People with hearing challenges in Kajiado still face stigma

World Hearing Day

Locals in a procession to mark World Hearing Day in Magadi town, Kajiado County on March 3, 2024.

Photo credit: Stanley Ngotho | Nation Media Group

Societal misconceptions and stigmatisation of people with hearing challenges remain a major setback in Kajiado County.

During the World Hearing Day celebrations on Sunday at Magadi Tata Chemicals Hall under the World Health Organization theme "Changing mindsets: Let's make ear and hearing care a reality for all", dozens of people with various disabilities braved the scorching sun in solidarity with their colleagues suffering from hearing problems.

According to the 2022 data from the Kajiado County government, out of 2,000 people living with disabilities, 10 per cent were people with various hearing impairments.

Misconceptions and stigma towards partially and totally deaf people, especially in the rural areas of the vast county, were said to have led parents with deaf children to keep them at home, denying them education and health care.

The lack of supportive education centres for PWDs was cited as another challenge. The PWDs mingled freely with the guests and participated in traditional songs.

The lack of medical facilities with the Ear, Nose and Throat departments posed a major challenge for the deaf in the villages.

Ms Winnie Kalai, founder of Naisho Hearing and Speech Organisation, said she had to fight against the tide to get medication for her son, who developed hearing problems at a tender age. 

"I went through a rough time when my son developed hearing challenges. I fought against misconceptions and the high cost of treatment for him to live a normal life.
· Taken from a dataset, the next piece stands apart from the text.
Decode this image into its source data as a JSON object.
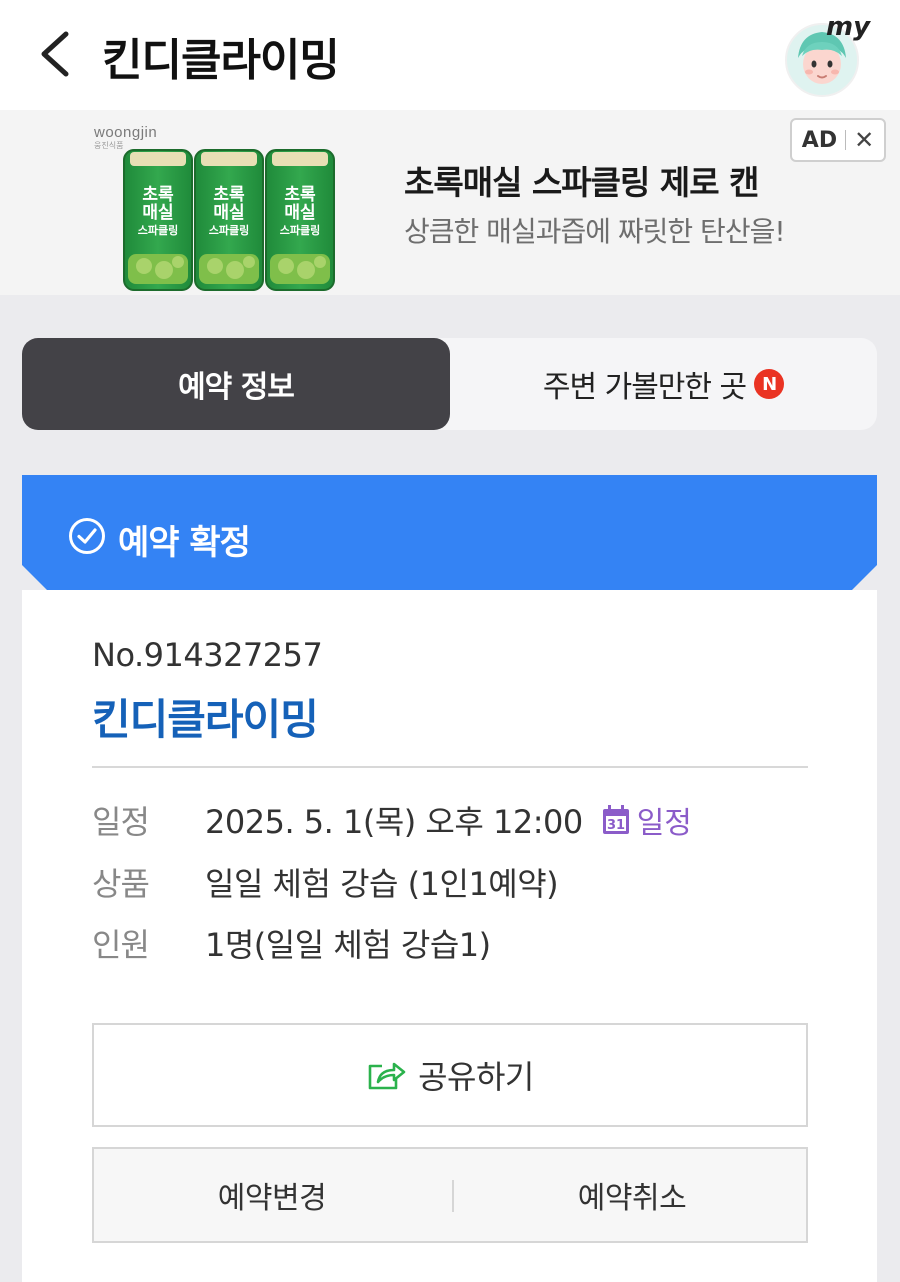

We need to amplify the voices of people living with disabilities in our society," said Ms Nabulu.

Joseph Kayioni-oldonyo Nyokie Location chief said stigma against people living with disabilities was still prevalent in rural areas.

"For many years, people living with disabilities were seen as outcasts and discriminated against, but with community sensitisation programmes, the stigma has been reduced," said Mr Kayioni.

 Judy Pere CECM Public Service, Administration and Social Services said the Kajiado County government is moving in earnest to enact a disability mainstreaming law in 2023 that will identify all people living with disabilities and enrol them in support groups.

 "It has been a challenge for society to embrace people living with disability as we observe World Hearing Day, we have a new county act that takes into consideration people living with disability," said Ms Pere.

The focus of World Hearing Day 2024 was to address societal misconceptions and stigmatising attitudes through awareness raising and information sharing, targeting both the public and healthcare providers.

According to the State of Kenya Population 2020 Report, 918,270 people aged 5 years and above are living with a disability.